Buying prawns for Christmas? Here's what you need to know
SUNSHINE Coast seafood lovers will still be able to slap a prawn on the barbie right up to Christmas, according to local suppliers.
Despite prawn prices reportedly spiking heading into the festive season, there are plenty of options for customers right up to the 25th.
Caloundra Seafood Markets owner Matt Taylor said a price rise heading into Christmas was the norm.
The 22-year industry veteran encouraged buyers looking to avoid long lines, to buy early.
"While it is pretty tough at the moment it is no different to what we see every year," Mr Taylor explained.
"Because it is the start of the shallow water season, there is a lot of good quality product going off shore. But we still have good numbers.
"We are doing our best to keep our prices the same as last year.

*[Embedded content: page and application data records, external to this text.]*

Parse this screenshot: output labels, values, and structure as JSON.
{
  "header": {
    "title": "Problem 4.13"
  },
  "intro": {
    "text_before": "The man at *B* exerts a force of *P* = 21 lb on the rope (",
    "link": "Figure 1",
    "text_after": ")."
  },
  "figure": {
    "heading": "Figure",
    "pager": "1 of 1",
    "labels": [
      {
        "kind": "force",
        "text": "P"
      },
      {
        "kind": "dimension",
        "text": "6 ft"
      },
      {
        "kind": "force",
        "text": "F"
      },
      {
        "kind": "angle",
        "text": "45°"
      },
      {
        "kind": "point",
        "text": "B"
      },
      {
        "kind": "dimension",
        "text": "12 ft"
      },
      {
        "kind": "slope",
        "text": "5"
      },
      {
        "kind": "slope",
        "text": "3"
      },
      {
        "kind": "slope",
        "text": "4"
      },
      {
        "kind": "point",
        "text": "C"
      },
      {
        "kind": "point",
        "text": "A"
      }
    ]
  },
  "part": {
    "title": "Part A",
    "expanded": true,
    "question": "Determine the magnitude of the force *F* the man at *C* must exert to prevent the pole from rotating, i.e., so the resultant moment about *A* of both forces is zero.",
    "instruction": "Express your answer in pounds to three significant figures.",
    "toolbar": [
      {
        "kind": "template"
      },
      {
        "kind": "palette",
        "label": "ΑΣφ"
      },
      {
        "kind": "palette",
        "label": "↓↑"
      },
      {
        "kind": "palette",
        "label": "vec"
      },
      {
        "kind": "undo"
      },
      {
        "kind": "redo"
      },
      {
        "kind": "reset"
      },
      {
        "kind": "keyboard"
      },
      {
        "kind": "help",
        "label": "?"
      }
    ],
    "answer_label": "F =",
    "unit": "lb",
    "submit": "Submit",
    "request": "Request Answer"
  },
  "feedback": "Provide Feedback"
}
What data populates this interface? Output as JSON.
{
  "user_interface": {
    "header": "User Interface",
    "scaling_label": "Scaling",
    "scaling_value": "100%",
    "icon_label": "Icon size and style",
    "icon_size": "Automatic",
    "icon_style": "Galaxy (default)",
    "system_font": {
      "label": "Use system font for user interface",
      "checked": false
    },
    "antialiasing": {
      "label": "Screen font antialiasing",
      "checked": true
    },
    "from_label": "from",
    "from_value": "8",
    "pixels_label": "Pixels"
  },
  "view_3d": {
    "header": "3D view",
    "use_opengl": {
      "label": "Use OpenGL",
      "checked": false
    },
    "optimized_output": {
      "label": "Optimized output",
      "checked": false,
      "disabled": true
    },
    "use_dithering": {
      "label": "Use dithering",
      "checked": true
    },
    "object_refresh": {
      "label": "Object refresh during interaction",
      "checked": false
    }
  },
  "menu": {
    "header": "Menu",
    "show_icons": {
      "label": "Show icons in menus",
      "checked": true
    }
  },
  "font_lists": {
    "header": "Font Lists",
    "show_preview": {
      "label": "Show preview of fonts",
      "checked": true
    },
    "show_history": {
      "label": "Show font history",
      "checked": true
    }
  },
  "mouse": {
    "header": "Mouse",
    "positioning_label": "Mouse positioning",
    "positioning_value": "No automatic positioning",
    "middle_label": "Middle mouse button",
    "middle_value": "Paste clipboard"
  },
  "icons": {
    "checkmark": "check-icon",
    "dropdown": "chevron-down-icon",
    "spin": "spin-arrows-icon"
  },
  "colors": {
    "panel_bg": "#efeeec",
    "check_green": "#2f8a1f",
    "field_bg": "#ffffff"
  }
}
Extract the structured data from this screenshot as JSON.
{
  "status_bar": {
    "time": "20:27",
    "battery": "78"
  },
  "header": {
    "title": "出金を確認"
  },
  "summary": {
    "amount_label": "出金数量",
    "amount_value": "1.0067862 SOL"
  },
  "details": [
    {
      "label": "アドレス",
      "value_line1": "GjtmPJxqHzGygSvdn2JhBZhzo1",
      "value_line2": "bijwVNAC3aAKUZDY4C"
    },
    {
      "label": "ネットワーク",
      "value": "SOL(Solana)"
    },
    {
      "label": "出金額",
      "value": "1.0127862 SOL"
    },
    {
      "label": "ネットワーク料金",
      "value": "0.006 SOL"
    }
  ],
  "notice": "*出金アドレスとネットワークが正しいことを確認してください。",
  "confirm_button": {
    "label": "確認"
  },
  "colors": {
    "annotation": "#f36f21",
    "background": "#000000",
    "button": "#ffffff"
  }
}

But we are unsure on the exact price until we get the unloads."
He said there were other, cheaper alternatives to the King prawn - the one that everyone craves.
"The smaller grades of prawn like the Tiger or Endeavours are less in-demand and will be a little easier on the wallet," he said.
"If you want the freshest prawns, we are available 36 hours over Christmas but customers can also buy early.
"Prawns can be kept in the freezer for three months. In the fridge they last up until four days, so long as they're in a sealed container and covered with ice and salt."
Suncoast Seafoods in Maroochydore say they're lucky to not rely on prawns to turn a profit.
"We are getting Tigers at the moment, not the Kings like usual," owner Stuart Ruddell said.
"Last year the prawns went up over Christmas because it is the best money making period. We don't make much profit on prawns.
"Only a few months ago they were $22 per kilo now they're up over $28 per kilo. That is about average for Christmas."
Queensland Seafood Marketers Association president Marshall Betzel warned prawn supplies were "pretty tight" around the country and prices for large sea-caught tiger and king prawns could surge above $40/kg closer to the festive season.
He said the "double whammy" of booming Chinese demand for Australian wild-caught prawns and ongoing import restrictions was driving up prices. However, other popular crustaceans such as tropical lobster were also in short supply.
"The overall message is don't leave it to the last minute to go shopping for seafood for Christmas," Mr Betzel said.
"The prudent buyer should be looking at buying prawns today. Prawns snap-frozen on the boat come up a treat when thawed out so you could be buying them and putting them in the freezer until Christmas to make sure you don't miss out."